Maurice Sendak Pictures a Happy Family

My tribute to Maurice Sendak comes behind the many others that have poured out since his recent death. It’s also somewhat different, too, as I was caught without a single Sendak title on hand. Known for flights of fancy that sometimes took nightmare turns, Sendak spoke openly in interviews about his childhood fears and how, in many ways, he never left childhood. With art that transcended reality, however, the famous and much-beloved illustrator reworked fears and bad dreams into stories and images that comforted generations of readers and admirers. “You are not alone,” his work said to us.

But, as I say, I found no Maurice Sendak books in my shop last week. This is the nature of dealing with used books (the majority of my business): every day is potluck.

Then Peter Sieruta of “Collecting Children’s Books” gave me a broad hint, something I should have remembered myself, which is that over the years Sendak illustrated many books written by other authors. I raced to the shelves, and sure enough—there was an old library copy of The Singing Hill, by Meindert DeJong, illustrated by Maurice Sendak.


And look at this dedication:

Doesn't that make you smile?


Peter Sieruta had written that Sendak’s early book illustrations were in various different styles, so I was pleased to see that for this book by DeJong the style of the drawings was recognizably and distinctly Sendak. What is decidedly un-Sendak is this author’s story. Adults in The Singing Hill are comforters and protectors. Here is the main character, little Ray (not yet school age), first with his mother (left), then with his father (below).


Naturally, Ray harbors secret worries from time to time. What child does not? His older brother and sister’s squabbling and teasing and tall tales feed some of his worries, while others arise simply from the situation of the moment, and there are adventures and secrets galore in the family's new life in the country, but along the way and in the end Ray’s parents come through for him.

This little book pleases me. It pleases me that the author dedicated it to the illustrator and that Sendak, exercising his always-wild imagination, was able to create these loving family portraits. He did, after all, have a lot of love in his life. He loved life, and life loved him back.



8 comments:

Alexis Wittman said...

Sweet story and images!

Dawn said...

Nice to see these illustrations.. they are beautiful. We will miss him.
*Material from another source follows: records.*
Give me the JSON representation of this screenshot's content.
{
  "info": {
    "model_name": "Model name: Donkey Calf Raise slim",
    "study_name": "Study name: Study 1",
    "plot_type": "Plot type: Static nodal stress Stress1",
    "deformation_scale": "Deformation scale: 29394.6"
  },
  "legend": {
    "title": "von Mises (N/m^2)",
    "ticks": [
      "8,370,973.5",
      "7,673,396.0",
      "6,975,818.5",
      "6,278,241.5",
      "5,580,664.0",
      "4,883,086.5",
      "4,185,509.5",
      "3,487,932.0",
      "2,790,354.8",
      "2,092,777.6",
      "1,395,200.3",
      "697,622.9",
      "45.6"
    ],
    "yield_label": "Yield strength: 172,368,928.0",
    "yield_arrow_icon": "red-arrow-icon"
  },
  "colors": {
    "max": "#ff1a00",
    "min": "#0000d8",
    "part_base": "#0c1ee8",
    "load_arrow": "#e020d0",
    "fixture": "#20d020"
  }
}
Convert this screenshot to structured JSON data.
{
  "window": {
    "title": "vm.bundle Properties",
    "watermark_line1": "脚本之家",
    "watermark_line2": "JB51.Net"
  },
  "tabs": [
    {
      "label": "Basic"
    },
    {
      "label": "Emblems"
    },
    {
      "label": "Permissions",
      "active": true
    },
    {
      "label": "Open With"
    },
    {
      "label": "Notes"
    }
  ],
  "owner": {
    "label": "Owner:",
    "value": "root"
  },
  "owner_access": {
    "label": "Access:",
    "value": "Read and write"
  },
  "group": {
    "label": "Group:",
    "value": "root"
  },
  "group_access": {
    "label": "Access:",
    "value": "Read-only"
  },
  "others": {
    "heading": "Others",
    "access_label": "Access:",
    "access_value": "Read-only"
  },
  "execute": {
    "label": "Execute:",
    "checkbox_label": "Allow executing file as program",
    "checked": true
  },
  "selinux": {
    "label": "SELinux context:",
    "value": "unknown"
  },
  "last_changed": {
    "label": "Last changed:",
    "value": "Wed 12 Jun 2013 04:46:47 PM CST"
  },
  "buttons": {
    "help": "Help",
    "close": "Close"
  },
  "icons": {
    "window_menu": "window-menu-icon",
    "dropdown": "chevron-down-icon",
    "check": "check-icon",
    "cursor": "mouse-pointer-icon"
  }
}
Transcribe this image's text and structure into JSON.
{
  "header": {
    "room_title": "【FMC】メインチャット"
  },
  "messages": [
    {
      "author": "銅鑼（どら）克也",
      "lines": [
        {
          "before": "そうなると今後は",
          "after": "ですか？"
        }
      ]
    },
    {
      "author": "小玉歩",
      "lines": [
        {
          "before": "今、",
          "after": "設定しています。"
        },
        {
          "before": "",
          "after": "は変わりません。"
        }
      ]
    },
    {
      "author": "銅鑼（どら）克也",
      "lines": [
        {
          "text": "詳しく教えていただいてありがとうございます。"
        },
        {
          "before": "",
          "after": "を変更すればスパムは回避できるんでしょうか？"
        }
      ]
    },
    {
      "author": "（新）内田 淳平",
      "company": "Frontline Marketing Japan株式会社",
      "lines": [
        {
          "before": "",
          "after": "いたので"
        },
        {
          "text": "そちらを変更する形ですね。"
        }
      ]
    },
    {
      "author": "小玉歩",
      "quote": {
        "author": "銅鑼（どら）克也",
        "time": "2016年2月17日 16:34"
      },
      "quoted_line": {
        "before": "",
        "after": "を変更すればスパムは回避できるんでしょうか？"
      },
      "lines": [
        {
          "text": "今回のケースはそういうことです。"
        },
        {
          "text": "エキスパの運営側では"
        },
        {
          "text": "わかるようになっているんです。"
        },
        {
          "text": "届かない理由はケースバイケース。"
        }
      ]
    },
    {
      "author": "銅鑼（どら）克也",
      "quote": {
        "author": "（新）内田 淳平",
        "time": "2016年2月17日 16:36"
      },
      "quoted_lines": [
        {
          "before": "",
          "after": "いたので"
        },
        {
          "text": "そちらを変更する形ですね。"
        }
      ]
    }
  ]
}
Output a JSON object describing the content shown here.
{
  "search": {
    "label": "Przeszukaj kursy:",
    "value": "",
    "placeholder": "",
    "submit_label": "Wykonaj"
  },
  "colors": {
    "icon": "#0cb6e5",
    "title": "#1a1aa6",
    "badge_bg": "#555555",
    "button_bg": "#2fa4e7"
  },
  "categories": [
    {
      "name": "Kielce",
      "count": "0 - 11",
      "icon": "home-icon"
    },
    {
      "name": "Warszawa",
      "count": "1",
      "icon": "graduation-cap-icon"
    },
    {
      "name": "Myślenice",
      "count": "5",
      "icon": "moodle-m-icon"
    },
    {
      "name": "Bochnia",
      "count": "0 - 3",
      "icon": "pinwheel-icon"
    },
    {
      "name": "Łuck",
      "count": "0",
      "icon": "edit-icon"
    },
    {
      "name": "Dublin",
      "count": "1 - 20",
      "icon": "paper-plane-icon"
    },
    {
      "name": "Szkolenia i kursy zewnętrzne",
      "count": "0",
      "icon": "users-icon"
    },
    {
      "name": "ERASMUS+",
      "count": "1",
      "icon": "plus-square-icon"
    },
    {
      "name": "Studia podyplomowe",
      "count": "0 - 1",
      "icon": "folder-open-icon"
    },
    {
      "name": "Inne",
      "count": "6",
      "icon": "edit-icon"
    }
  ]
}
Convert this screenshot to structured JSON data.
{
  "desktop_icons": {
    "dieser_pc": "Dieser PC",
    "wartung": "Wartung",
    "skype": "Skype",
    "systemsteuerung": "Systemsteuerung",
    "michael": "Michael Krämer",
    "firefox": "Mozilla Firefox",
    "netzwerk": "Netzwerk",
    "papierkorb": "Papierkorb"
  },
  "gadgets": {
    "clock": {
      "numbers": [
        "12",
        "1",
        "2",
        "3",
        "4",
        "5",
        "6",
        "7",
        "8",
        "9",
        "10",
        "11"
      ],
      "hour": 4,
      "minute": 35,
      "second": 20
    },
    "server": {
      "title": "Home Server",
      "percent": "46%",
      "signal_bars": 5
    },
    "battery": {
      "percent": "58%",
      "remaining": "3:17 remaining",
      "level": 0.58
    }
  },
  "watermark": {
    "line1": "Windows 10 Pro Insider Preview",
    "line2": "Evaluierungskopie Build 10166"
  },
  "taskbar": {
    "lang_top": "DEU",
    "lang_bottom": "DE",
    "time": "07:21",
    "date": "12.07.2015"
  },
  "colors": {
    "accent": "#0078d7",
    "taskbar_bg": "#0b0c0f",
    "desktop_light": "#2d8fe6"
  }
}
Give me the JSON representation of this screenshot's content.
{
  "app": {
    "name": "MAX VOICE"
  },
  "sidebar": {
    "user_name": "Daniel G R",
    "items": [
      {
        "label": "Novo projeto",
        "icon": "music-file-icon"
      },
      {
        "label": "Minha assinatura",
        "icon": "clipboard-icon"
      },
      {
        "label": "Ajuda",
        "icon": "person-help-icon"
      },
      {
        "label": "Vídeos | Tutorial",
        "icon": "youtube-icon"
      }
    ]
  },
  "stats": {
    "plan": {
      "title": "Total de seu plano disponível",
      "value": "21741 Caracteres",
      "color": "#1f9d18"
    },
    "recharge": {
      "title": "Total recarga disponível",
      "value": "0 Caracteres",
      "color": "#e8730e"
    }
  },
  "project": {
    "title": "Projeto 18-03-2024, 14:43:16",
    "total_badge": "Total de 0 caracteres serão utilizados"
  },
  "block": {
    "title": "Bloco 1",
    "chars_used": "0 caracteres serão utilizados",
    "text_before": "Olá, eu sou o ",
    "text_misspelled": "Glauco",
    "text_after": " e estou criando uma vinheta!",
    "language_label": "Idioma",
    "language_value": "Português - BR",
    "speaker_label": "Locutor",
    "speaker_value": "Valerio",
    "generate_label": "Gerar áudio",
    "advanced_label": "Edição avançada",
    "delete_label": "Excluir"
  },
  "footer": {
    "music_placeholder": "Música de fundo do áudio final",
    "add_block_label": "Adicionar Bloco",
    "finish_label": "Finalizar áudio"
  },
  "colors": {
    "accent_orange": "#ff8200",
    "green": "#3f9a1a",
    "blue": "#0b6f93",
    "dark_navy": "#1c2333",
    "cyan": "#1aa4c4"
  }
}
I always think though, of the children of artists like him, that they are so lucky to have such a body of work done by their parent!

P. J. Grath said...

Sendak did not have children of his own. (Some gay men do, but he did not.) He did have a young woman caretaker toward the end of his life who stood somewhat in the place of a daughter.

Little Ray got into some pretty scary and dangerous situations in this story, but it was all for the sake of a horse, and the ending was very happy. I was surprised and delighted to have the story turn into a horse story! Nothing in the title had given me any expectation like that.

dmarks said...

Thanks for your comment on my Sturgeon Bay post. Somehow, it ended up trapped by the spam filter. I just found it now and made sure it shows.

Gerry said...

This is a tender tribute to Sendak. I think he would have liked it very much.

P. J. Grath said...

Thanks, Gerry. And dmarks, I'm glad my comment turned up. I thought maybe I hadn't been able to leave it.

Helen said...

This really is the best tribute to Sendak that I've read.

P. J. Grath said...

You are too kind, Helen. Many have written and spoken more eloquently than I on Sendak's life and work, but each of us from a different personal viewpoint. When I come back to this post, I read it now as a preview to my later tribute to Peter D. Seiruta, whom we also lost this year. Unlike Maurice Sendak, Peter and I were were Facebook friends and commented on each other's blogs, so I feel his lost more acutely.